BEGIN PROVIDED INFORMATION

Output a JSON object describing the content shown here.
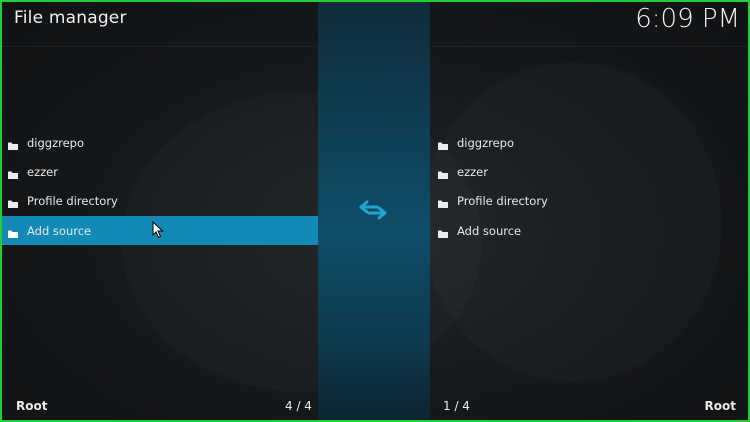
{
  "header": {
    "title": "File manager",
    "clock": "6:09 PM"
  },
  "left_pane": {
    "items": [
      {
        "label": "diggzrepo",
        "icon": "folder-icon"
      },
      {
        "label": "ezzer",
        "icon": "folder-icon"
      },
      {
        "label": "Profile directory",
        "icon": "folder-icon"
      },
      {
        "label": "Add source",
        "icon": "folder-icon",
        "focused": true
      }
    ],
    "footer_path": "Root",
    "footer_count": "4 / 4"
  },
  "right_pane": {
    "items": [
      {
        "label": "diggzrepo",
        "icon": "folder-icon"
      },
      {
        "label": "ezzer",
        "icon": "folder-icon"
      },
      {
        "label": "Profile directory",
        "icon": "folder-icon"
      },
      {
        "label": "Add source",
        "icon": "folder-icon"
      }
    ],
    "footer_path": "Root",
    "footer_count": "1 / 4"
  },
  "center": {
    "icon": "swap-arrows-icon"
  },
  "colors": {
    "focus": "#128ab5",
    "accent_icon": "#1fa6d4",
    "border": "#1fcf32"
  }
}
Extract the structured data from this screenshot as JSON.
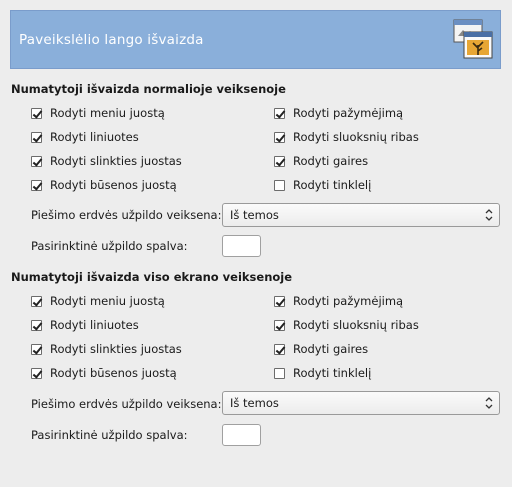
{
  "header": {
    "title": "Paveikslėlio lango išvaizda"
  },
  "sections": [
    {
      "title": "Numatytoji išvaizda normalioje veiksenoje",
      "left": [
        {
          "label": "Rodyti meniu juostą",
          "checked": true
        },
        {
          "label": "Rodyti liniuotes",
          "checked": true
        },
        {
          "label": "Rodyti slinkties juostas",
          "checked": true
        },
        {
          "label": "Rodyti būsenos juostą",
          "checked": true
        }
      ],
      "right": [
        {
          "label": "Rodyti pažymėjimą",
          "checked": true
        },
        {
          "label": "Rodyti sluoksnių ribas",
          "checked": true
        },
        {
          "label": "Rodyti gaires",
          "checked": true
        },
        {
          "label": "Rodyti tinklelį",
          "checked": false
        }
      ],
      "fill_mode_label": "Piešimo erdvės užpildo veiksena:",
      "fill_mode_value": "Iš temos",
      "custom_color_label": "Pasirinktinė užpildo spalva:",
      "custom_color": "#ffffff"
    },
    {
      "title": "Numatytoji išvaizda viso ekrano veiksenoje",
      "left": [
        {
          "label": "Rodyti meniu juostą",
          "checked": true
        },
        {
          "label": "Rodyti liniuotes",
          "checked": true
        },
        {
          "label": "Rodyti slinkties juostas",
          "checked": true
        },
        {
          "label": "Rodyti būsenos juostą",
          "checked": true
        }
      ],
      "right": [
        {
          "label": "Rodyti pažymėjimą",
          "checked": true
        },
        {
          "label": "Rodyti sluoksnių ribas",
          "checked": true
        },
        {
          "label": "Rodyti gaires",
          "checked": true
        },
        {
          "label": "Rodyti tinklelį",
          "checked": false
        }
      ],
      "fill_mode_label": "Piešimo erdvės užpildo veiksena:",
      "fill_mode_value": "Iš temos",
      "custom_color_label": "Pasirinktinė užpildo spalva:",
      "custom_color": "#ffffff"
    }
  ],
  "colors": {
    "header_bg": "#8aafda",
    "window_bg": "#ededed"
  },
  "icons": {
    "header": "image-window-icon",
    "combo": "updown-arrows-icon"
  }
}
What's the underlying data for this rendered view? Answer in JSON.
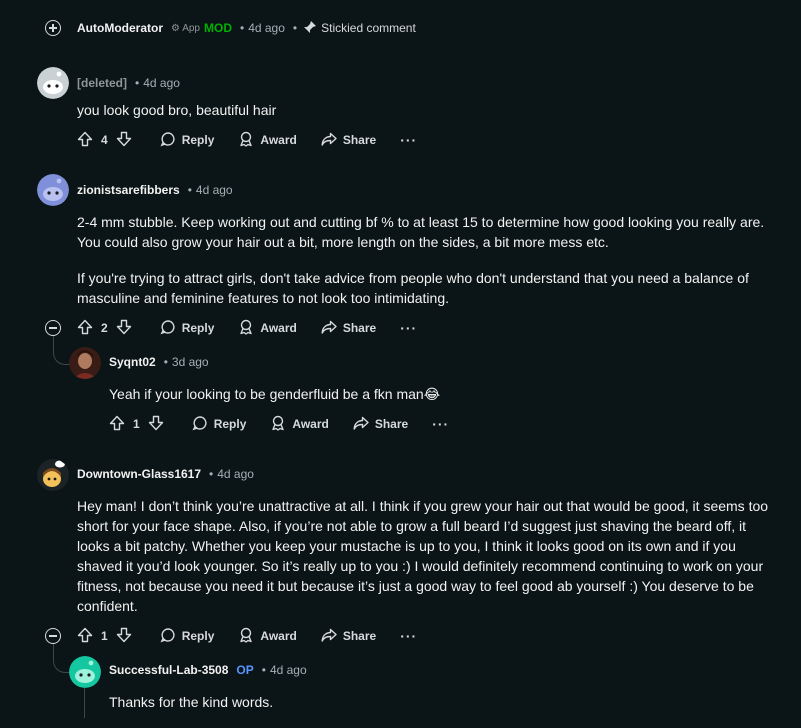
{
  "top_comment": {
    "author": "AutoModerator",
    "app_label": "App",
    "mod_label": "MOD",
    "time": "4d ago",
    "stickied": "Stickied comment"
  },
  "comments": [
    {
      "author": "[deleted]",
      "time": "4d ago",
      "body": [
        "you look good bro, beautiful hair"
      ],
      "votes": "4"
    },
    {
      "author": "zionistsarefibbers",
      "time": "4d ago",
      "body": [
        "2-4 mm stubble. Keep working out and cutting bf % to at least 15 to determine how good looking you really are. You could also grow your hair out a bit, more length on the sides, a bit more mess etc.",
        "If you're trying to attract girls, don't take advice from people who don't understand that you need a balance of masculine and feminine features to not look too intimidating."
      ],
      "votes": "2"
    },
    {
      "author": "Syqnt02",
      "time": "3d ago",
      "body": [
        "Yeah if your looking to be genderfluid be a fkn man😂"
      ],
      "votes": "1"
    },
    {
      "author": "Downtown-Glass1617",
      "time": "4d ago",
      "body": [
        "Hey man! I don’t think you’re unattractive at all. I think if you grew your hair out that would be good, it seems too short for your face shape. Also, if you’re not able to grow a full beard I’d suggest just shaving the beard off, it looks a bit patchy. Whether you keep your mustache is up to you, I think it looks good on its own and if you shaved it you’d look younger. So it’s really up to you :) I would definitely recommend continuing to work on your fitness, not because you need it but because it’s just a good way to feel good ab yourself :) You deserve to be confident."
      ],
      "votes": "1"
    },
    {
      "author": "Successful-Lab-3508",
      "op_label": "OP",
      "time": "4d ago",
      "body": [
        "Thanks for the kind words."
      ]
    }
  ],
  "actions": {
    "reply": "Reply",
    "award": "Award",
    "share": "Share",
    "more": "···"
  },
  "separator": "•",
  "colors": {
    "background": "#0b1416",
    "mod_green": "#00b200",
    "op_blue": "#5896ff",
    "text": "#f2f2f2",
    "meta": "#a5b1b5"
  }
}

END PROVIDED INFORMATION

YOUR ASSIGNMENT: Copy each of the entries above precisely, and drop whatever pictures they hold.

PROBLEM SOLUTION:
Output a JSON object describing the content shown here.
{
  "header": {
    "title": "File manager",
    "clock": "6:09 PM"
  },
  "left_pane": {
    "items": [
      {
        "label": "diggzrepo",
        "icon": "folder-icon"
      },
      {
        "label": "ezzer",
        "icon": "folder-icon"
      },
      {
        "label": "Profile directory",
        "icon": "folder-icon"
      },
      {
        "label": "Add source",
        "icon": "folder-icon",
        "focused": true
      }
    ],
    "footer_path": "Root",
    "footer_count": "4 / 4"
  },
  "right_pane": {
    "items": [
      {
        "label": "diggzrepo",
        "icon": "folder-icon"
      },
      {
        "label": "ezzer",
        "icon": "folder-icon"
      },
      {
        "label": "Profile directory",
        "icon": "folder-icon"
      },
      {
        "label": "Add source",
        "icon": "folder-icon"
      }
    ],
    "footer_path": "Root",
    "footer_count": "1 / 4"
  },
  "center": {
    "icon": "swap-arrows-icon"
  },
  "colors": {
    "focus": "#128ab5",
    "accent_icon": "#1fa6d4",
    "border": "#1fcf32"
  }
}
Extract the structured data from this screenshot as JSON.
{
  "header": {
    "title": "Paveikslėlio lango išvaizda"
  },
  "sections": [
    {
      "title": "Numatytoji išvaizda normalioje veiksenoje",
      "left": [
        {
          "label": "Rodyti meniu juostą",
          "checked": true
        },
        {
          "label": "Rodyti liniuotes",
          "checked": true
        },
        {
          "label": "Rodyti slinkties juostas",
          "checked": true
        },
        {
          "label": "Rodyti būsenos juostą",
          "checked": true
        }
      ],
      "right": [
        {
          "label": "Rodyti pažymėjimą",
          "checked": true
        },
        {
          "label": "Rodyti sluoksnių ribas",
          "checked": true
        },
        {
          "label": "Rodyti gaires",
          "checked": true
        },
        {
          "label": "Rodyti tinklelį",
          "checked": false
        }
      ],
      "fill_mode_label": "Piešimo erdvės užpildo veiksena:",
      "fill_mode_value": "Iš temos",
      "custom_color_label": "Pasirinktinė užpildo spalva:",
      "custom_color": "#ffffff"
    },
    {
      "title": "Numatytoji išvaizda viso ekrano veiksenoje",
      "left": [
        {
          "label": "Rodyti meniu juostą",
          "checked": true
        },
        {
          "label": "Rodyti liniuotes",
          "checked": true
        },
        {
          "label": "Rodyti slinkties juostas",
          "checked": true
        },
        {
          "label": "Rodyti būsenos juostą",
          "checked": true
        }
      ],
      "right": [
        {
          "label": "Rodyti pažymėjimą",
          "checked": true
        },
        {
          "label": "Rodyti sluoksnių ribas",
          "checked": true
        },
        {
          "label": "Rodyti gaires",
          "checked": true
        },
        {
          "label": "Rodyti tinklelį",
          "checked": false
        }
      ],
      "fill_mode_label": "Piešimo erdvės užpildo veiksena:",
      "fill_mode_value": "Iš temos",
      "custom_color_label": "Pasirinktinė užpildo spalva:",
      "custom_color": "#ffffff"
    }
  ],
  "colors": {
    "header_bg": "#8aafda",
    "window_bg": "#ededed"
  },
  "icons": {
    "header": "image-window-icon",
    "combo": "updown-arrows-icon"
  }
}
What's the underlying data for this rendered view? Answer in JSON.
{
  "top_comment": {
    "author": "AutoModerator",
    "app_label": "App",
    "mod_label": "MOD",
    "time": "4d ago",
    "stickied": "Stickied comment"
  },
  "comments": [
    {
      "author": "[deleted]",
      "time": "4d ago",
      "body": [
        "you look good bro, beautiful hair"
      ],
      "votes": "4"
    },
    {
      "author": "zionistsarefibbers",
      "time": "4d ago",
      "body": [
        "2-4 mm stubble. Keep working out and cutting bf % to at least 15 to determine how good looking you really are. You could also grow your hair out a bit, more length on the sides, a bit more mess etc.",
        "If you're trying to attract girls, don't take advice from people who don't understand that you need a balance of masculine and feminine features to not look too intimidating."
      ],
      "votes": "2"
    },
    {
      "author": "Syqnt02",
      "time": "3d ago",
      "body": [
        "Yeah if your looking to be genderfluid be a fkn man😂"
      ],
      "votes": "1"
    },
    {
      "author": "Downtown-Glass1617",
      "time": "4d ago",
      "body": [
        "Hey man! I don’t think you’re unattractive at all. I think if you grew your hair out that would be good, it seems too short for your face shape. Also, if you’re not able to grow a full beard I’d suggest just shaving the beard off, it looks a bit patchy. Whether you keep your mustache is up to you, I think it looks good on its own and if you shaved it you’d look younger. So it’s really up to you :) I would definitely recommend continuing to work on your fitness, not because you need it but because it’s just a good way to feel good ab yourself :) You deserve to be confident."
      ],
      "votes": "1"
    },
    {
      "author": "Successful-Lab-3508",
      "op_label": "OP",
      "time": "4d ago",
      "body": [
        "Thanks for the kind words."
      ]
    }
  ],
  "actions": {
    "reply": "Reply",
    "award": "Award",
    "share": "Share",
    "more": "···"
  },
  "separator": "•",
  "colors": {
    "background": "#0b1416",
    "mod_green": "#00b200",
    "op_blue": "#5896ff",
    "text": "#f2f2f2",
    "meta": "#a5b1b5"
  }
}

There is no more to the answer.